- What is being asked
Start at the first line below and write out everything verbatim except the pictures.

- Raw data

──────

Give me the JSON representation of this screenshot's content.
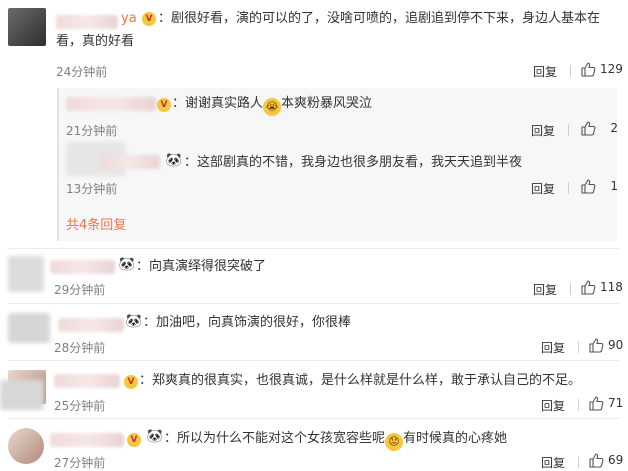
{
  "comments": [
    {
      "name_suffix": "ya",
      "badge": "V",
      "text_line1": "：剧很好看，演的可以的了，没啥可喷的，追剧追到停不下来，身边人基本在",
      "text_line2": "看，真的好看",
      "time": "24分钟前",
      "reply_label": "回复",
      "likes": "129"
    },
    {
      "text": "：向真演绎得很突破了",
      "time": "29分钟前",
      "reply_label": "回复",
      "likes": "118"
    },
    {
      "text": "：加油吧，向真饰演的很好，你很棒",
      "time": "28分钟前",
      "reply_label": "回复",
      "likes": "90"
    },
    {
      "text": "：郑爽真的很真实，也很真诚，是什么样就是什么样，敢于承认自己的不足。",
      "time": "25分钟前",
      "reply_label": "回复",
      "likes": "71"
    },
    {
      "text_a": "：所以为什么不能对这个女孩宽容些呢",
      "text_b": "有时候真的心疼她",
      "time": "27分钟前",
      "reply_label": "回复",
      "likes": "69"
    }
  ],
  "replies": [
    {
      "text_a": "：谢谢真实路人",
      "text_b": "本爽粉暴风哭泣",
      "time": "21分钟前",
      "reply_label": "回复",
      "likes": "2"
    },
    {
      "text": "：这部剧真的不错，我身边也很多朋友看，我天天追到半夜",
      "time": "13分钟前",
      "reply_label": "回复",
      "likes": "1"
    }
  ],
  "more_replies": "共4条回复",
  "icons": {
    "like": "thumbs-up-icon",
    "panda": "panda-emoji-icon",
    "cry": "crying-face-emoji",
    "worried": "worried-face-emoji"
  },
  "colors": {
    "more_link": "#eb7350",
    "meta": "#808080",
    "text": "#333333"
  }
}
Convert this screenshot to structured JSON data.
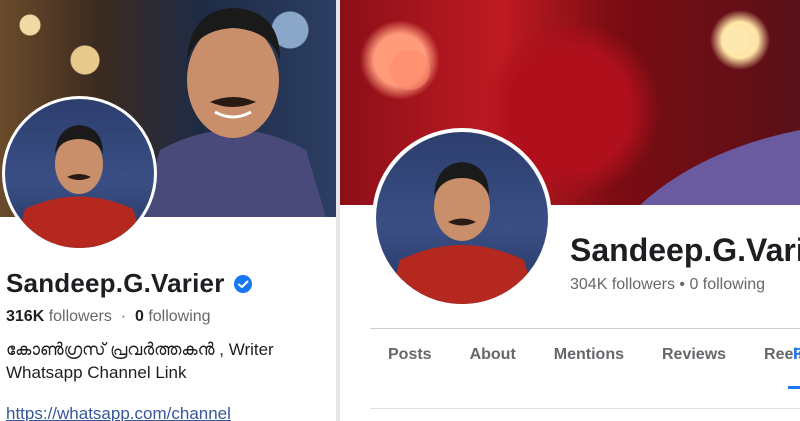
{
  "left_profile": {
    "name": "Sandeep.G.Varier",
    "verified_icon": "verified-badge-icon",
    "followers_count": "316K",
    "followers_label": "followers",
    "separator": "·",
    "following_count": "0",
    "following_label": "following",
    "bio_line1": "കോൺഗ്രസ് പ്രവർത്തകൻ , Writer",
    "bio_line2": "Whatsapp Channel Link",
    "link": "https://whatsapp.com/channel"
  },
  "right_profile": {
    "name": "Sandeep.G.Vari",
    "followers_text": "304K followers • 0 following",
    "tabs": [
      "Posts",
      "About",
      "Mentions",
      "Reviews",
      "Reels"
    ],
    "tab_more": "R"
  },
  "colors": {
    "link": "#385898",
    "accent": "#1877f2",
    "text": "#1c1e21",
    "muted": "#65676b"
  }
}
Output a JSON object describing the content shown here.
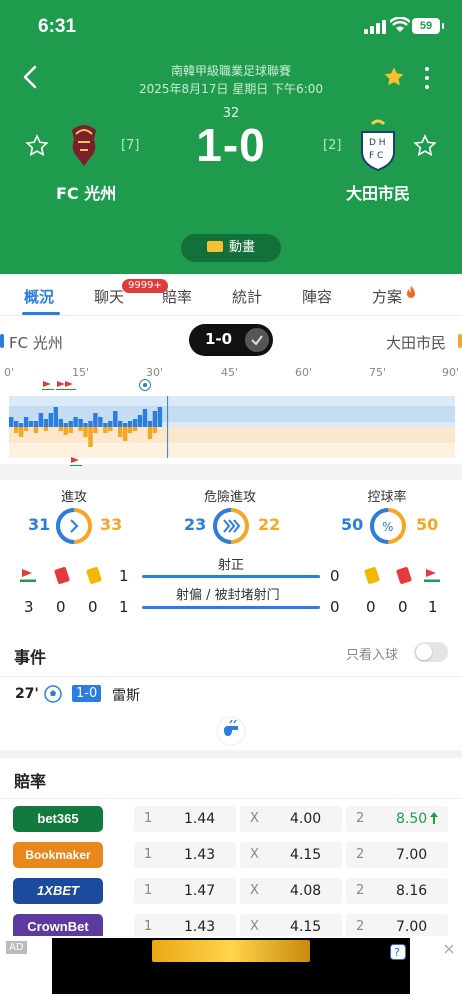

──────

- Solution to this task
Give me the JSON representation of this screenshot's content.
{
  "comments": [
    {
      "name_suffix": "ya",
      "badge": "V",
      "text_line1": "：剧很好看，演的可以的了，没啥可喷的，追剧追到停不下来，身边人基本在",
      "text_line2": "看，真的好看",
      "time": "24分钟前",
      "reply_label": "回复",
      "likes": "129"
    },
    {
      "text": "：向真演绎得很突破了",
      "time": "29分钟前",
      "reply_label": "回复",
      "likes": "118"
    },
    {
      "text": "：加油吧，向真饰演的很好，你很棒",
      "time": "28分钟前",
      "reply_label": "回复",
      "likes": "90"
    },
    {
      "text": "：郑爽真的很真实，也很真诚，是什么样就是什么样，敢于承认自己的不足。",
      "time": "25分钟前",
      "reply_label": "回复",
      "likes": "71"
    },
    {
      "text_a": "：所以为什么不能对这个女孩宽容些呢",
      "text_b": "有时候真的心疼她",
      "time": "27分钟前",
      "reply_label": "回复",
      "likes": "69"
    }
  ],
  "replies": [
    {
      "text_a": "：谢谢真实路人",
      "text_b": "本爽粉暴风哭泣",
      "time": "21分钟前",
      "reply_label": "回复",
      "likes": "2"
    },
    {
      "text": "：这部剧真的不错，我身边也很多朋友看，我天天追到半夜",
      "time": "13分钟前",
      "reply_label": "回复",
      "likes": "1"
    }
  ],
  "more_replies": "共4条回复",
  "icons": {
    "like": "thumbs-up-icon",
    "panda": "panda-emoji-icon",
    "cry": "crying-face-emoji",
    "worried": "worried-face-emoji"
  },
  "colors": {
    "more_link": "#eb7350",
    "meta": "#808080",
    "text": "#333333"
  }
}
Convert this screenshot to structured JSON data.
{
  "left_profile": {
    "name": "Sandeep.G.Varier",
    "verified_icon": "verified-badge-icon",
    "followers_count": "316K",
    "followers_label": "followers",
    "separator": "·",
    "following_count": "0",
    "following_label": "following",
    "bio_line1": "കോൺഗ്രസ് പ്രവർത്തകൻ , Writer",
    "bio_line2": "Whatsapp Channel Link",
    "link": "https://whatsapp.com/channel"
  },
  "right_profile": {
    "name": "Sandeep.G.Vari",
    "followers_text": "304K followers • 0 following",
    "tabs": [
      "Posts",
      "About",
      "Mentions",
      "Reviews",
      "Reels"
    ],
    "tab_more": "R"
  },
  "colors": {
    "link": "#385898",
    "accent": "#1877f2",
    "text": "#1c1e21",
    "muted": "#65676b"
  }
}
Output a JSON object describing the content shown here.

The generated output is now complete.